Ponte Ferries, which started operating daily crossings between Malta and the port of Augusta, in southern Sicily last year, will not be resuming operations after pausing for winter last September.
Augusta port authorities have confirmed with The Shift that the company has thrown in the towel and informed them that it no longer has any intention of resuming operations.
The Maltese company has also asked for the revocation of its 10-year port concession, which it obtained only last year.
Asked to explain why it will not be resuming the route this year, Ponte Ferries CEO Edward Zammit Tabona has not yet replied.
Ponte’s folding will leave Virtu Ferries, which has been operating the Malta-Pozzallo route for the past 30 years in an almost monopolistic situation save for the last year’s short-lived Ponte experiment, as the only catamaran operator between Malta and Sicily.
Some form of competition on the route is on the horizon with Pama and Pavi supermarkets’ owner Paul Gauci, who has purchased a concession to operate the Marina di Ragusa, having also bought a catamaran to begin daily crossings from Malta to the Ragusa marina.
Transport Malta is still to issue a licence for the venture and it is not yet known when those operations are due to commence.

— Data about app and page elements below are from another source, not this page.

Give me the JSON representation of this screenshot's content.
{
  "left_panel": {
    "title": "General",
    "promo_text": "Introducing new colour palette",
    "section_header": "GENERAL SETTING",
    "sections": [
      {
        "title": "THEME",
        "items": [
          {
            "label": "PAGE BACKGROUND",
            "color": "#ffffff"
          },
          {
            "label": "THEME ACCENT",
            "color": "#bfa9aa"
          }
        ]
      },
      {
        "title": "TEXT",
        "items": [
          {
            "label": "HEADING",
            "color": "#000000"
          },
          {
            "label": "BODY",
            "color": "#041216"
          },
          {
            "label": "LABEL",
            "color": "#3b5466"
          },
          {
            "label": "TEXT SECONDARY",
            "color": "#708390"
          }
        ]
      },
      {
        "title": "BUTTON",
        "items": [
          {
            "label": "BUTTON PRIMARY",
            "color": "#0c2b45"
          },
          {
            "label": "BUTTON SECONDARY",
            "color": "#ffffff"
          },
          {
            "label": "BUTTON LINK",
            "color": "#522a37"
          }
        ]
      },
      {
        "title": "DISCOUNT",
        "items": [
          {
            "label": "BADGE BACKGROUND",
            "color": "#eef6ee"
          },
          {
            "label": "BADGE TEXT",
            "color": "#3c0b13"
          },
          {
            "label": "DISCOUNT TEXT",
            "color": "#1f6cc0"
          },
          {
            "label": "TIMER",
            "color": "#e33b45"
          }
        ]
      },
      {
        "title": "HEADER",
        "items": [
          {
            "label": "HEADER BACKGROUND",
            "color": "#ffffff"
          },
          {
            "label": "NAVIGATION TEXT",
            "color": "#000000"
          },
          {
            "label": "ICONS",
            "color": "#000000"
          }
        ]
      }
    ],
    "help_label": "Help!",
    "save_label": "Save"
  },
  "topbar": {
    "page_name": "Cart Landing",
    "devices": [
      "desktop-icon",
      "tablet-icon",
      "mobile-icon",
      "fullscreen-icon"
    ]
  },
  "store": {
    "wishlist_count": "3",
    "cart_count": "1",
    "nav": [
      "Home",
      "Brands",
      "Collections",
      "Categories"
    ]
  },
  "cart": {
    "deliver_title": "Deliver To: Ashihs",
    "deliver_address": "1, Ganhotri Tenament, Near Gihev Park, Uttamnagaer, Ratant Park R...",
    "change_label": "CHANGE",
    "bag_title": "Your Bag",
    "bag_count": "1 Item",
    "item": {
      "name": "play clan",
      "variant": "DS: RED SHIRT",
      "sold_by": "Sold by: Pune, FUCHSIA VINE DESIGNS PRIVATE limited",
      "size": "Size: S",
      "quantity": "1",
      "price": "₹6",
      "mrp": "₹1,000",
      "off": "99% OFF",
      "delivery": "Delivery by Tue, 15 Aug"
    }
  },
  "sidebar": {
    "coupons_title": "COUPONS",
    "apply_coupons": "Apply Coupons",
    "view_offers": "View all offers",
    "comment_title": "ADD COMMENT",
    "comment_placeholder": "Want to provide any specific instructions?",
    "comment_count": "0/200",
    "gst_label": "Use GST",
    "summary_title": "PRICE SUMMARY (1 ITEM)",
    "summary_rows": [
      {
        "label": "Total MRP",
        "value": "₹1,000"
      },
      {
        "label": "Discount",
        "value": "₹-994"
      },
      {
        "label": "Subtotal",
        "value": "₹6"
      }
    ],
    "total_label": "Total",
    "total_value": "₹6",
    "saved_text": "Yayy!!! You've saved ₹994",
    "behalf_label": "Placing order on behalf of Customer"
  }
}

The development will be welcomed by travellers but the vessel, an old Virtu catamaran, has limited passenger capacity.
Ponte Ferries, which acquired the 600-passenger HSC Artemis to challenge Virtu’s monopoly, started operations only last year.
But the company suffered port arrests, technical trouble, sudden crew resignations and gross timetable delays, which led to bad press and sour customer relations.
The company had announced last September that it was “pausing operations for winter” without saying when it intended to resume them.
The company was also hit with several court-issued arrest warrants over hundreds of thousands of euros it owed various service providers. Its vessel is still arrested over pending bills with the Valletta Cruise Port, where the vessel used berthing facilities, among others.
The ferry company is owned by Ponte Investments Ltd, in which Gozitan tomato products producers Magro Brothers and Julian and Michael Zammit Tabona of the Fortina Group are majority shareholders. Fortina Group CEO Edward Zammit Tabona and Magro Brothers CEO Christian Magro are on the company’s board of directors.
Poor souls they don’t have funds to pay their dues.
Let’s organise a charity fund to fund these dues.
Naraw kbir wisq!
When one wants to gobble all the goodies one sees on the way one will feel sick and will suffer the consequences after.
It seems they can buy the maltese government but not the Italian?
Can anyone investigate this tender? For me, this seems a bail-out on the Ponteferries fiasco… https://m.facebook.com/story.php?story_fbid=pfbid0JTWN82obuc9UitMfU9xUdsWJ2XZEA45Gf7Avg2g41636EBKKmBrbRFXUvhxUqz9Kl&id=100046536262130
The Sicilian mafia is more powerful than the Maltese version.
Bunch of amateurs.